Snow peas can be eaten whole. The pods are flat and needed to be eaten before the peas inside mature. You can tell the difference between them and sugar snap, as those peas produce an edible round, plumb pod.
When to Plant
Some people say you can plant them on St. Patrick's Day. And you can as long as your soil is workable. But the thing is peas need warm enough soil to germinate. But when they have germinated, they like to grow in cooler weather. So your best bet is to plant them during a warm spell in the spring and then hope for a cool down once they are growing.
Starting Seeds Outdoors
Snow peas are easy to grow from seeds and usually emerge between 7-14 days. Peas have tender roots, so I don't recommend you transplanting them. I also found that you can plant them close together, as they grow upward. Even thought these are a dwarf variety, like with all my peas, I provide some kind of support. To save some money this year, I just used tomato cages, since they aren't in use as tomato cages right now.
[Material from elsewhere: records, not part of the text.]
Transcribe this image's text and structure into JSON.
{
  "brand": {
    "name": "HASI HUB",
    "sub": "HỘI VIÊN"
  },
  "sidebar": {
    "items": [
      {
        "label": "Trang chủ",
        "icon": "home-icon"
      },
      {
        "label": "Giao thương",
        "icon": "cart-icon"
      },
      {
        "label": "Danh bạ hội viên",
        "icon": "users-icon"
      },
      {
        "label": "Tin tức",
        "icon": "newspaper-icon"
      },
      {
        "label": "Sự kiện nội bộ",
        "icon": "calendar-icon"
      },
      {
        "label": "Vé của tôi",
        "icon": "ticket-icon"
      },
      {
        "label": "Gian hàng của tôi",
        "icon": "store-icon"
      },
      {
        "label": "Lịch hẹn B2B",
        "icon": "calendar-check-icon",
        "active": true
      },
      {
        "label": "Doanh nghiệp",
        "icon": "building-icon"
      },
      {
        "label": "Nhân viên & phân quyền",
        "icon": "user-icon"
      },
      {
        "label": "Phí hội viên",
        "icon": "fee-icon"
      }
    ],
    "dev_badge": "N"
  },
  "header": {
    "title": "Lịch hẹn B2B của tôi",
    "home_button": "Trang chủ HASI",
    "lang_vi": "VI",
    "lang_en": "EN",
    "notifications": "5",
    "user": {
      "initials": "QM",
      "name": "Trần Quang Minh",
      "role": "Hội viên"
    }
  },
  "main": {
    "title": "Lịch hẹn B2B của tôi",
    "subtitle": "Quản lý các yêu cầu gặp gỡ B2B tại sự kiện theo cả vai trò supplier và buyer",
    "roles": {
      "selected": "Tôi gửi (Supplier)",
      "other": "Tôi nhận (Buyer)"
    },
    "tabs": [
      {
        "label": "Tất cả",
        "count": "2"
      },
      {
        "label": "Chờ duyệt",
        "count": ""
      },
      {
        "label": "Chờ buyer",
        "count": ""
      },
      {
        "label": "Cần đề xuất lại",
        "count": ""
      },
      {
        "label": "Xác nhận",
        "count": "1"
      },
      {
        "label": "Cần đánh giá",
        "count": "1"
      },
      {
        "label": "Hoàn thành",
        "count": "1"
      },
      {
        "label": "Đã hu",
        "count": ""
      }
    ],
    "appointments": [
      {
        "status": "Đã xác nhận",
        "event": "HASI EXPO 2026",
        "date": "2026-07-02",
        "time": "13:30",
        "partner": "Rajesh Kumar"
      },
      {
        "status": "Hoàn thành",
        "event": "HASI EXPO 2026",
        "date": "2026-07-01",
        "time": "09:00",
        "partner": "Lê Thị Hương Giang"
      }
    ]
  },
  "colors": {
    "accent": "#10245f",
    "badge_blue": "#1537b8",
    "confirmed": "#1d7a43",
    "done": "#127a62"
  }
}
I planted them a couple weeks ago. Peas grow fairly quickly. The harvest time for this particular variety is 57 days. Depending on weather, I will be eating them in mid June, right at the end of spring.